A guide to Antarctic trips offered in 2020-21
In Antarctica, access to most of the shoreline is obstructed by tidewater glaciers. Ice-free landing sites are highly prized by tourists and animals alike. While guidelines are in place to prevent you from encountering people from other ships while ashore, it's likely you will be sharing your landing sites with an abundance of animals! It's also likely that explorers from the Age of Discovery had previously set foot where you will be standing. When enjoying a landing in the Antarctic Peninsula, the South Shetland Islands or South Georgia, watch for these special features of the unique Southern Ocean environment.
Frank S. Todd (1942-2016), world-renowned ornithologist and penguin expert, famously said, “If God took a vacation, it would be to South Georgia.” This subantarctic island is known throughout the world—and perhaps beyond—as one of our planet’s greatest locations for wildlife viewing. But South Georgia is a worthy Antarctic cruise destination for other reasons too. Read on to learn about the special attractions and things to do on a trip to South Georgia.
The Best Time To Take A Trip To Antarctica
Antarctica is a dream adventure travel destination, but much of the continent’s appeal lies in the time you visit and what you want to see.
If you've never been to Antarctica, it might be hard to imagine the continent experiencing seasons, but it does, and each new season brings different highlights.
However, you won’t be disappointed if your travel schedule is confined to a particular month or season, as Antarctica is a bucket-list destination that never disappoints.
This guide will help you choose the best times to visit Antarctica so you can experience all of the adventures you’ve been dreaming about.
It’s easy to forget that summer isn’t during June, July, and August in every part of the world. In Antarctica, January is the heart of the austral summer, and that means more than 20 hours of daylight per day. Thus, more time for outdoor exploration each day, as well as more time to admire the penguin chicks and seals, which are abundant during this month.

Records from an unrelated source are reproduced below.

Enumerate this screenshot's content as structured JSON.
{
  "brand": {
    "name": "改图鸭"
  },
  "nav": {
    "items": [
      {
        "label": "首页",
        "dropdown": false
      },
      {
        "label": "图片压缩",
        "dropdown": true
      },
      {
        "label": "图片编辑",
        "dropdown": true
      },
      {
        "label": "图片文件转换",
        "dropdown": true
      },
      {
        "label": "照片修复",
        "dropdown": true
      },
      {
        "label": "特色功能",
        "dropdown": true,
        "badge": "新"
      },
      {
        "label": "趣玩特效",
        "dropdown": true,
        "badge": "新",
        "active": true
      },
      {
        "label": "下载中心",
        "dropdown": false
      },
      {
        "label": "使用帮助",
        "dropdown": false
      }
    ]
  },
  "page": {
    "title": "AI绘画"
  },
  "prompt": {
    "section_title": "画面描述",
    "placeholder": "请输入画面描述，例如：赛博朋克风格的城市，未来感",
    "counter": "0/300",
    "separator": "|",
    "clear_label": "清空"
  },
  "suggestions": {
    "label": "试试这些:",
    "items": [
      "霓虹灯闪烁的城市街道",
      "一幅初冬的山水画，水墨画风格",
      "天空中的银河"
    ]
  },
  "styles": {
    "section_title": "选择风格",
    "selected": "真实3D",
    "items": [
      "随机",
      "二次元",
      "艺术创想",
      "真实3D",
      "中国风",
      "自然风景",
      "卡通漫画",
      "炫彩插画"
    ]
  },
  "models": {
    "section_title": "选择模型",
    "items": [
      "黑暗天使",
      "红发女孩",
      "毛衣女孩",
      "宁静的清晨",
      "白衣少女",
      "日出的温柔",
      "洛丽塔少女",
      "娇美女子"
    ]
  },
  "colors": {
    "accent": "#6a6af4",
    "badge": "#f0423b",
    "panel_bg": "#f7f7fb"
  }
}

February is a bit later in the summer season, which means much of the pack ice has been melted by the strong summer sun, making adventures across the Antarctic Circle possible. Penguin youngsters are still abundant, and whales are often seen more frequently in the waters of Antarctica.
March brings the warmest months of the year to a close as temperatures drop below freezing. However, fur seals are playful, penguin chicks are present and molting, and this (late February and March) is often a good time to see and snap photos of whales breaching the Antarctic waters.
Antarctica is a fascinating, mysterious place. Discovered less than 200 years ago by Charles Wilkes, our southernmost continent is still revealing its secrets to us today.
here's still a lot of things we don't know about Antarctica. The last discovered and least explored continent of Antarctica holds many mysteries, but the things early explorers and modern-day scientists have discovered are quite amazing.
From alien-finding bacteria to animals tapping into the Earth's magnetic field, here are 10 of the top scientific discoveries in Antarctica.
Earlier this year scientists discovered five new fossil forests on the planet's southern-most continent. The discovery nearly doubled the amount of fossil forests scientists had believed to exist on what is now the world's largest desert. Fossils were of hardy plants that lived sometime around 300 to 200 million years ago.
A 2017 study from the International Journal of Science revealed the desert soils of Antarctica harbor rich microbial life that can live with very little sun, no geothermal energy, and limited nutrients. The study says that "although more extensive sampling is required to verify whether this process is widespread in terrestrial Antarctica and other oligotrophic habitats, our results provide new understanding of the minimal nutritional requirements for life and open the possibility that atmospheric gases support life on other planets."
Scientists using satellite technology to monitor the continent spotted a hole the size of Maine in 2017, the largest found on Antarctica since the 1970s. Known as a polynya, the hole was about 30,000 square miles.
In 2014, the National Science Foundation announced that scientists discovered Weddell seals may have a sixth sense! "Weddell seals have biological adaptations that allow them to dive deep--as much as of hundreds of meters--while hunting, but also an uncanny ability to find the breathing holes they need on the surface of the ice..by using the Earth's magnetic field as a natural GPS."
Using a Krypton-dating technology, scientists confirmed the age of an Antarctic ice sample. The result: 120,000 year-old ice. The discovery of the ice's age allows scientists to explore Earth's climate much farther back into history and potentially lead to a better understanding of the mechanisms that cause the planet to shift into and out of ice ages.